Data records

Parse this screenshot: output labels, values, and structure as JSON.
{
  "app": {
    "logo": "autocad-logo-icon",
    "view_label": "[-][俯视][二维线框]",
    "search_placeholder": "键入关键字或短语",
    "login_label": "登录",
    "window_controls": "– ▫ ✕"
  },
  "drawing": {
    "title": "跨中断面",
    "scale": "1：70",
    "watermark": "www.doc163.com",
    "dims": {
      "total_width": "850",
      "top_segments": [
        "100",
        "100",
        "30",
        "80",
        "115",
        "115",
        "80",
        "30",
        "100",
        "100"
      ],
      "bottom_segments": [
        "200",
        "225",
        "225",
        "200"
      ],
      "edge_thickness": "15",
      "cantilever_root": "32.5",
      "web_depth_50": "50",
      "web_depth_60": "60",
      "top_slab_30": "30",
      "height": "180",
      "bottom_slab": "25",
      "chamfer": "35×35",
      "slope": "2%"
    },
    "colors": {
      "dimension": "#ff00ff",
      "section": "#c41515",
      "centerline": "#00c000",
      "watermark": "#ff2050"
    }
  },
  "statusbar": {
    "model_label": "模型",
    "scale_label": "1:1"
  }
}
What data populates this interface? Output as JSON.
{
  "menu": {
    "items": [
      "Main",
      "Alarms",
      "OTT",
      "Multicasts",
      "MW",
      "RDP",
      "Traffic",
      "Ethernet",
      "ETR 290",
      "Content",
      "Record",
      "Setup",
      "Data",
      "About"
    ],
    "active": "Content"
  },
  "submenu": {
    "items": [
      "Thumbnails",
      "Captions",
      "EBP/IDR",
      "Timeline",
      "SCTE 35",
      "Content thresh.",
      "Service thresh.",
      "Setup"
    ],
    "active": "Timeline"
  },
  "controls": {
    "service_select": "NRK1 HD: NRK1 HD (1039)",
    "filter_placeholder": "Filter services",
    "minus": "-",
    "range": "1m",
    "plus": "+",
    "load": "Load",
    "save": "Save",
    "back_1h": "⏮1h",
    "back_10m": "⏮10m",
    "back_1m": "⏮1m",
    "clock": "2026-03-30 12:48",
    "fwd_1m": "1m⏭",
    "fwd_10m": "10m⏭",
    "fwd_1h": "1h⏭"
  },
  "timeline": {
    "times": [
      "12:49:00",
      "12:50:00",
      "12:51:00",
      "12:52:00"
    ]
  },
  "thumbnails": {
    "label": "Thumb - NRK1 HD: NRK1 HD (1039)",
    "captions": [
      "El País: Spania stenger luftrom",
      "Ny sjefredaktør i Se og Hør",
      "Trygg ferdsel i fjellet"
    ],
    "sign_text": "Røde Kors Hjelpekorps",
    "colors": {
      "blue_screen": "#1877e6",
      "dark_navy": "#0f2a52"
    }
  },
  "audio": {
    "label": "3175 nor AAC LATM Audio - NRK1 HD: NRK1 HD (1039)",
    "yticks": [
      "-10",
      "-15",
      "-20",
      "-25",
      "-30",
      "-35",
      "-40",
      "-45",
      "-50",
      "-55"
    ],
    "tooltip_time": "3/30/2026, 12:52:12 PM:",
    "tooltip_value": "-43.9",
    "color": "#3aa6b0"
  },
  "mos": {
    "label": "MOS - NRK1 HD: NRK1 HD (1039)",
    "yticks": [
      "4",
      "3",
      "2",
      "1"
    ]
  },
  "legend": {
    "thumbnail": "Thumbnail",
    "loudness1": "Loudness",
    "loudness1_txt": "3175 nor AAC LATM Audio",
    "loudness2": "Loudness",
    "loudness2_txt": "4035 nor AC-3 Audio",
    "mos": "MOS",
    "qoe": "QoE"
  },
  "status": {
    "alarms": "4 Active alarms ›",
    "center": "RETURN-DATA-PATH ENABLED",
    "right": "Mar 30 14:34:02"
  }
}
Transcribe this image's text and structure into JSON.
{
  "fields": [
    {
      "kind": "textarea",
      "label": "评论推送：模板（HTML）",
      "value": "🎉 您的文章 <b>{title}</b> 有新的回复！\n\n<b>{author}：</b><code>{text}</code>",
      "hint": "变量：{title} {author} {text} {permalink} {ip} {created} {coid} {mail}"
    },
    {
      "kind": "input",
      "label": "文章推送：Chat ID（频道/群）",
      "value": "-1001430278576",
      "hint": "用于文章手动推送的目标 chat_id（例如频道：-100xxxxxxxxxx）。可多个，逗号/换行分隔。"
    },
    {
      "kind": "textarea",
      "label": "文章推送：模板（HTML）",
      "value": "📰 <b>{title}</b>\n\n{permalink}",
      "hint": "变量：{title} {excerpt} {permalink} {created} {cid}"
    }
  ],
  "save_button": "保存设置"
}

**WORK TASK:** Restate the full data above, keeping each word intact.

**WRITTEN REPLY:**
Parse this screenshot: output labels, values, and structure as JSON.
{
  "app": {
    "logo": "autocad-logo-icon",
    "view_label": "[-][俯视][二维线框]",
    "search_placeholder": "键入关键字或短语",
    "login_label": "登录",
    "window_controls": "– ▫ ✕"
  },
  "drawing": {
    "title": "跨中断面",
    "scale": "1：70",
    "watermark": "www.doc163.com",
    "dims": {
      "total_width": "850",
      "top_segments": [
        "100",
        "100",
        "30",
        "80",
        "115",
        "115",
        "80",
        "30",
        "100",
        "100"
      ],
      "bottom_segments": [
        "200",
        "225",
        "225",
        "200"
      ],
      "edge_thickness": "15",
      "cantilever_root": "32.5",
      "web_depth_50": "50",
      "web_depth_60": "60",
      "top_slab_30": "30",
      "height": "180",
      "bottom_slab": "25",
      "chamfer": "35×35",
      "slope": "2%"
    },
    "colors": {
      "dimension": "#ff00ff",
      "section": "#c41515",
      "centerline": "#00c000",
      "watermark": "#ff2050"
    }
  },
  "statusbar": {
    "model_label": "模型",
    "scale_label": "1:1"
  }
}
What data populates this interface? Output as JSON.
{
  "menu": {
    "items": [
      "Main",
      "Alarms",
      "OTT",
      "Multicasts",
      "MW",
      "RDP",
      "Traffic",
      "Ethernet",
      "ETR 290",
      "Content",
      "Record",
      "Setup",
      "Data",
      "About"
    ],
    "active": "Content"
  },
  "submenu": {
    "items": [
      "Thumbnails",
      "Captions",
      "EBP/IDR",
      "Timeline",
      "SCTE 35",
      "Content thresh.",
      "Service thresh.",
      "Setup"
    ],
    "active": "Timeline"
  },
  "controls": {
    "service_select": "NRK1 HD: NRK1 HD (1039)",
    "filter_placeholder": "Filter services",
    "minus": "-",
    "range": "1m",
    "plus": "+",
    "load": "Load",
    "save": "Save",
    "back_1h": "⏮1h",
    "back_10m": "⏮10m",
    "back_1m": "⏮1m",
    "clock": "2026-03-30 12:48",
    "fwd_1m": "1m⏭",
    "fwd_10m": "10m⏭",
    "fwd_1h": "1h⏭"
  },
  "timeline": {
    "times": [
      "12:49:00",
      "12:50:00",
      "12:51:00",
      "12:52:00"
    ]
  },
  "thumbnails": {
    "label": "Thumb - NRK1 HD: NRK1 HD (1039)",
    "captions": [
      "El País: Spania stenger luftrom",
      "Ny sjefredaktør i Se og Hør",
      "Trygg ferdsel i fjellet"
    ],
    "sign_text": "Røde Kors Hjelpekorps",
    "colors": {
      "blue_screen": "#1877e6",
      "dark_navy": "#0f2a52"
    }
  },
  "audio": {
    "label": "3175 nor AAC LATM Audio - NRK1 HD: NRK1 HD (1039)",
    "yticks": [
      "-10",
      "-15",
      "-20",
      "-25",
      "-30",
      "-35",
      "-40",
      "-45",
      "-50",
      "-55"
    ],
    "tooltip_time": "3/30/2026, 12:52:12 PM:",
    "tooltip_value": "-43.9",
    "color": "#3aa6b0"
  },
  "mos": {
    "label": "MOS - NRK1 HD: NRK1 HD (1039)",
    "yticks": [
      "4",
      "3",
      "2",
      "1"
    ]
  },
  "legend": {
    "thumbnail": "Thumbnail",
    "loudness1": "Loudness",
    "loudness1_txt": "3175 nor AAC LATM Audio",
    "loudness2": "Loudness",
    "loudness2_txt": "4035 nor AC-3 Audio",
    "mos": "MOS",
    "qoe": "QoE"
  },
  "status": {
    "alarms": "4 Active alarms ›",
    "center": "RETURN-DATA-PATH ENABLED",
    "right": "Mar 30 14:34:02"
  }
}
Transcribe this image's text and structure into JSON.
{
  "fields": [
    {
      "kind": "textarea",
      "label": "评论推送：模板（HTML）",
      "value": "🎉 您的文章 <b>{title}</b> 有新的回复！\n\n<b>{author}：</b><code>{text}</code>",
      "hint": "变量：{title} {author} {text} {permalink} {ip} {created} {coid} {mail}"
    },
    {
      "kind": "input",
      "label": "文章推送：Chat ID（频道/群）",
      "value": "-1001430278576",
      "hint": "用于文章手动推送的目标 chat_id（例如频道：-100xxxxxxxxxx）。可多个，逗号/换行分隔。"
    },
    {
      "kind": "textarea",
      "label": "文章推送：模板（HTML）",
      "value": "📰 <b>{title}</b>\n\n{permalink}",
      "hint": "变量：{title} {excerpt} {permalink} {created} {cid}"
    }
  ],
  "save_button": "保存设置"
}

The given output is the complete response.